06-27-2017, 8:58 AM
Needed to use the bandsaw feed assist - which I had described fabricating in other threads. That meant I had to actually finish it to make it usable. So I quickly assembled a mockup of the base out of plywood. The idea was that using the mockup would expose some of the limitations and provide insights into how to make it better before committing to welding up in steel.

All worked as planned. First of all the feed assist works fantastically well and helps produce a very consistent veneer with minimal pressure on the wood being cut. As expected, the in-out adjustment turns out to be critical and also hard to adjust with the clamps. So one idea is that when fabbed up in steel, slots wwith kipp levers would allow quick adjustment to take up the slack created by cutting off a veneer. A more sophisticated option would be to replace the springs with pneumatics that would automatically adjust. I had considered that approach (http://www.sawmillcreek.org/showthread.php?253401-Pneumatic-Springs) but felt it would overly complicate the project.

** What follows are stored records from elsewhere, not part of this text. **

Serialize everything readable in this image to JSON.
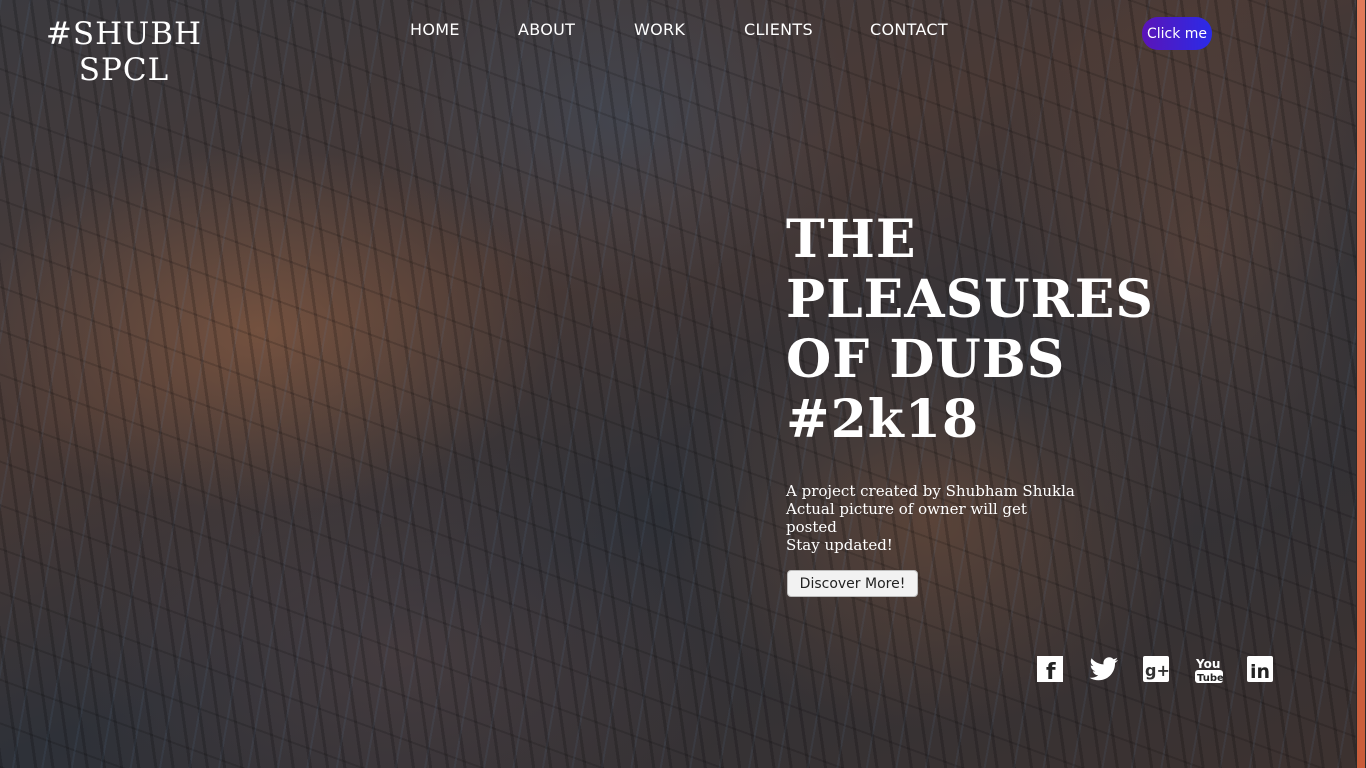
{
  "brand": {
    "logo_line1": "#SHUBH",
    "logo_line2": "SPCL"
  },
  "nav": {
    "items": [
      {
        "label": "HOME"
      },
      {
        "label": "ABOUT"
      },
      {
        "label": "WORK"
      },
      {
        "label": "CLIENTS"
      },
      {
        "label": "CONTACT"
      }
    ],
    "cta_label": "Click me"
  },
  "hero": {
    "title_lines": [
      "THE",
      "PLEASURES",
      "OF DUBS",
      "#2k18"
    ],
    "description_lines": [
      "A project created by Shubham Shukla",
      "Actual picture of owner will get",
      "posted",
      "Stay updated!"
    ],
    "button_label": "Discover More!"
  },
  "social": {
    "icons": [
      "facebook-icon",
      "twitter-icon",
      "google-plus-icon",
      "youtube-icon",
      "linkedin-icon"
    ],
    "youtube_text_top": "You",
    "youtube_text_bottom": "Tube",
    "linkedin_text": "in",
    "google_text": "g+",
    "facebook_text": "f"
  },
  "colors": {
    "cta_gradient_start": "#5b14b8",
    "cta_gradient_end": "#2a2be8",
    "scrollbar_thumb": "#e07a5a",
    "text": "#ffffff"
  }
}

I'm open to ideas from the membership on what the final bracket might look like.

The wood is lacewood and I cut six veneers out of a single board. Shown pieces are 10-1/2" wide by 22" long and about 6/64" - 3/32" thick. Expectation is that when glued both sides to the 5/8" panel, the final thickness will be 3/4" following sanding. I cut using a 1" Lenox Woodmaster which leaves a reasonable finish, but I did run the board through the wide belt after each pass.

Mark Canada
06-28-2017, 1:03 AM
Incredible finish!

Bill Dufour
06-28-2017, 2:05 AM
I thought the usual bs assist was simply a cable with a weight to pull the work through the blade. That is how many rock slab saws work. I am not sure how it hooks onto the work. Is yours motorized wheels?
Bill D

Bill Adamsen
06-28-2017, 8:41 AM
I thought the usual bs assist was simply a cable with a weight to pull the work through the blade. That is how many rock slab saws work. I am not sure how it hooks onto the work. Is yours motorized wheels?
Bill D

I just push the wood through. There is very little pressure required so motorized wheels are not necessary, and with all my concentration on the rate of cut I can adjust that rate (hand pressure) to optimize. Obviously this is optimized for cutting veneers where the thickness is critical. Were you simply ripping dimensional stock and lots of length, then a power feeder would be the way to go.

The assist I'm referring to is pushing or supporting the wood with even pressure against the fence so that the veneer comes out an even thickness. With this device that's accomplished by having four wheels lightly but evenly sprung against the wood. It works great. This was based on a proven design of a resaw guide developed by Clayton Sansbury over at Silver Paddleboards (https://sliverpaddleboards.com). I made mine with more arms. Perhaps one day I'll make the replacement fence with wheels. One challenge is that the wheel bores are metric so drilling and threading required, in many cases, metric tooling and parts. No big deal really.

Bill Dufour
06-28-2017, 11:24 AM
I think the assist I am thinking of is for metal cutting bandsaws where the cut might take tens of minutes.
Bill

glenn bradley
06-28-2017, 11:49 AM
Nice that it has multiple points of contact / pressure.

Robert Willing
06-28-2017, 12:20 PM
Before going thru all that work I would consider getting a wood slicer from Highland woodworking.

Bill Adamsen
06-28-2017, 12:55 PM
... consider getting a wood slicer from Highland woodworking.
This would work fantastically well with a Woodslicer. But it works equally well with my Lennox Woodmaster CT and really any blade.

Ted Reischl
06-28-2017, 3:13 PM
That is not so much a "feed assist" as a wheeled feather board, if I am seeing what I think I am seeing.

Bill Adamsen
06-28-2017, 8:12 PM
That is not so much a "feed assist" as a wheeled feather board, if I am seeing what I think I am seeing.

Sure ... wheeled feather board. It leaves me free to push the board through so I think of it as an extra assisting set of hands.

Jay Larson
06-29-2017, 4:15 PM
This was based on a proven design of a resaw guide developed by Clayton Sansbury over at Silver Paddleboards (https://sliverpaddleboards.com). I made mine with more arms. Perhaps one day I'll make the replacement fence with wheels. One challenge is that the wheel bores are metric so drilling and threading required, in many cases, metric tooling and parts. No big deal really.

Gee thanks, I went the site and lost an hour, but gained a project... (wooden paddle board)

Bill Adamsen
07-03-2017, 12:20 PM
Gee thanks, I went the site and lost an hour, but gained a project

As my teenage daughter says, "I have absolutely zero willpower to resist such attractive diversions."